When Rendering Takes Place Matters. A lot.
At some point, the Markdown syntax has to be processed and rendered as HTML. The plugins took a variety of approaches making for very different user experiences.
Typewriter renders HTML on the fly at the time of displaying the content in the public interface by hooking into the_content and the_excerpt filters. This could potentially affect site performance but more importantly means that if you decided to stop using the plugin, your posts will simply output Markdown and not HTML.

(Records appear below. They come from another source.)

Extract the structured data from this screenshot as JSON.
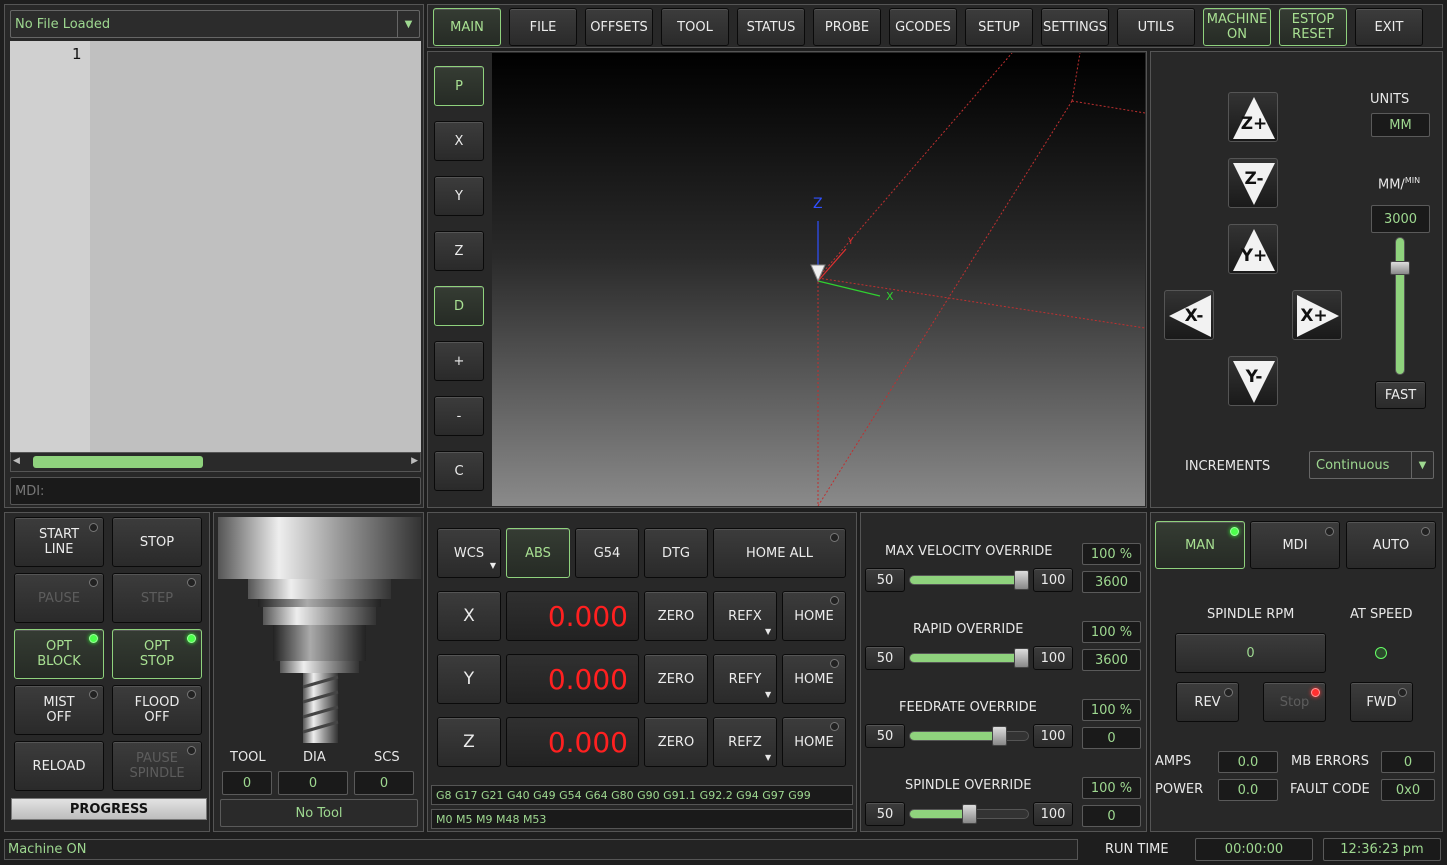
{
  "file_panel": {
    "file_combo": "No File Loaded",
    "line_number": "1",
    "mdi_placeholder": "MDI:"
  },
  "top_tabs": [
    {
      "label": "MAIN"
    },
    {
      "label": "FILE"
    },
    {
      "label": "OFFSETS"
    },
    {
      "label": "TOOL"
    },
    {
      "label": "STATUS"
    },
    {
      "label": "PROBE"
    },
    {
      "label": "GCODES"
    },
    {
      "label": "SETUP"
    },
    {
      "label": "SETTINGS"
    },
    {
      "label": "UTILS"
    }
  ],
  "top_actions": {
    "machine_on": "MACHINE ON",
    "estop": "ESTOP RESET",
    "exit": "EXIT"
  },
  "view_buttons": [
    "P",
    "X",
    "Y",
    "Z",
    "D",
    "+",
    "-",
    "C"
  ],
  "viewport": {
    "axis_x": "X",
    "axis_y": "Y",
    "axis_z": "Z"
  },
  "jog": {
    "zplus": "Z+",
    "zminus": "Z-",
    "yplus": "Y+",
    "yminus": "Y-",
    "xminus": "X-",
    "xplus": "X+",
    "units_label": "UNITS",
    "units_value": "MM",
    "rate_label": "MM/",
    "rate_sup": "MIN",
    "rate_value": "3000",
    "fast": "FAST",
    "increments_label": "INCREMENTS",
    "increments_value": "Continuous",
    "rate_slider_level": 0.81
  },
  "run_controls": {
    "start": "START LINE",
    "stop": "STOP",
    "pause": "PAUSE",
    "step": "STEP",
    "opt_block": "OPT BLOCK",
    "opt_stop": "OPT STOP",
    "mist": "MIST OFF",
    "flood": "FLOOD OFF",
    "reload": "RELOAD",
    "pause_spindle": "PAUSE SPINDLE",
    "progress": "PROGRESS"
  },
  "tool": {
    "tool_label": "TOOL",
    "dia_label": "DIA",
    "scs_label": "SCS",
    "tool_value": "0",
    "dia_value": "0",
    "scs_value": "0",
    "name": "No Tool"
  },
  "dro": {
    "wcs": "WCS",
    "abs": "ABS",
    "g54": "G54",
    "dtg": "DTG",
    "home_all": "HOME ALL",
    "axes": [
      {
        "name": "X",
        "value": "0.000",
        "ref": "REFX"
      },
      {
        "name": "Y",
        "value": "0.000",
        "ref": "REFY"
      },
      {
        "name": "Z",
        "value": "0.000",
        "ref": "REFZ"
      }
    ],
    "zero": "ZERO",
    "home": "HOME",
    "gcodes": "G8 G17 G21 G40 G49 G54 G64 G80 G90 G91.1 G92.2 G94 G97 G99",
    "mcodes": "M0 M5 M9 M48 M53"
  },
  "overrides": [
    {
      "label": "MAX VELOCITY OVERRIDE",
      "min": "50",
      "max": "100",
      "pct": "100 %",
      "value": "3600",
      "level": 1.0
    },
    {
      "label": "RAPID OVERRIDE",
      "min": "50",
      "max": "100",
      "pct": "100 %",
      "value": "3600",
      "level": 1.0
    },
    {
      "label": "FEEDRATE OVERRIDE",
      "min": "50",
      "max": "100",
      "pct": "100 %",
      "value": "0",
      "level": 0.75
    },
    {
      "label": "SPINDLE OVERRIDE",
      "min": "50",
      "max": "100",
      "pct": "100 %",
      "value": "0",
      "level": 0.5
    }
  ],
  "mode": {
    "man": "MAN",
    "mdi": "MDI",
    "auto": "AUTO"
  },
  "spindle": {
    "rpm_label": "SPINDLE RPM",
    "at_speed": "AT SPEED",
    "rpm": "0",
    "rev": "REV",
    "stop": "Stop",
    "fwd": "FWD",
    "amps_label": "AMPS",
    "amps": "0.0",
    "mb_label": "MB ERRORS",
    "mb": "0",
    "power_label": "POWER",
    "power": "0.0",
    "fault_label": "FAULT CODE",
    "fault": "0x0"
  },
  "status": {
    "message": "Machine ON",
    "run_label": "RUN TIME",
    "run_time": "00:00:00",
    "clock": "12:36:23 pm"
  },
  "colors": {
    "accent": "#8fd27d",
    "dro_red": "#ff2020"
  }
}
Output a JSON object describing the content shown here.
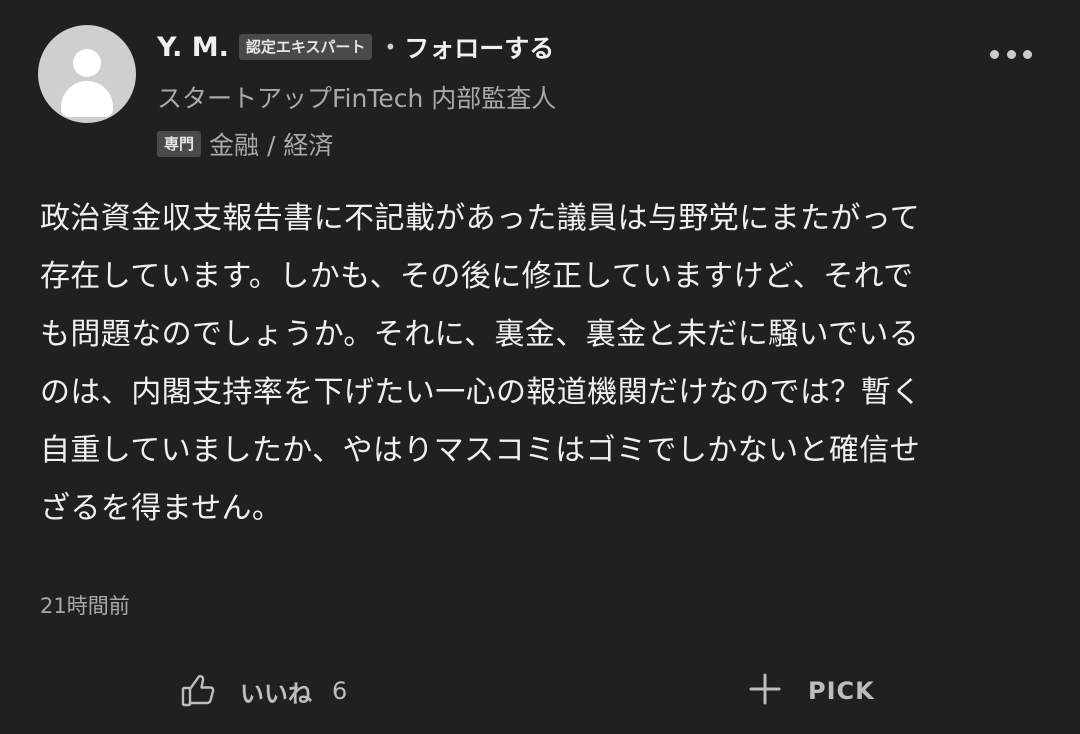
{
  "author": {
    "name": "Y. M.",
    "badge": "認定エキスパート",
    "separator": "•",
    "follow_label": "フォローする",
    "title": "スタートアップFinTech 内部監査人",
    "field_tag": "専門",
    "field": "金融 / 経済"
  },
  "comment": {
    "lines": [
      "政治資金収支報告書に不記載があった議員は与野党にまたがって",
      "存在しています。しかも、その後に修正していますけど、それで",
      "も問題なのでしょうか。それに、裏金、裏金と未だに騒いでいる",
      "のは、内閣支持率を下げたい一心の報道機関だけなのでは？暫く",
      "自重していましたか、やはりマスコミはゴミでしかないと確信せ",
      "ざるを得ません。"
    ],
    "time": "21時間前"
  },
  "actions": {
    "like_label": "いいね",
    "like_count": "6",
    "pick_label": "PICK"
  },
  "icons": {
    "avatar": "default-user-avatar",
    "more": "more-horizontal-icon",
    "like": "thumbs-up-icon",
    "pick": "plus-icon"
  }
}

Markdown QuickTags requires manual rendering at the time of publishing via a Render button underneath the text editor – otherwise the Markdown will be output on the public site. The Render button updates the text editor with the HTML; to edit the post you have to use the Markdownify button.
This having to constantly render and unrender is annoying and a big downside to this plugin. The Markdownify process also breaks shortcodes as it changes as it adds an \ before the [.
WP-Markdown and Markdown After Save Improved are smarter and more logical in their rendering. Both do it on the save action but do not touch the Markdown text but update the post_content_formatted attribute for a post. This doesn’t just mean that the Markdown is preserved but that if the plugin is disabled the HTML for the post is still delivered on the public site.
Are Any Of The Plugins Ready For Prime-time?
The short answer is no.
WP-Markdown is the best Markdown implementation that is currently available with its excellent preview functionality and its ability to be deactivated but to leave the HTML in tact. Its not, however, without its issues not least of which is the lack of a decent image insertion function and easy access to Markdown help.
None of the plugins I looked at are up to the standard of Ghost which may be an unfair comparison given that the plugins have to work within the constraints imposed by the WordPress admin interface.
Is the lack of a decent Markdown implementation a problem?
I like Markdown. It has potential but it cannot be implemented based strictly on a specification that was finalised in December 2004. Ghost realised this and enhanced it with, for example, specific image insertion functionality.
Until the WordPress plugins do the same, I’d suggest sticking with the default WordPress editor.
It may not perfect but it is better than the current Markdown options and it’s obviously good enough for the tens of millions of WordPress users out there to get by.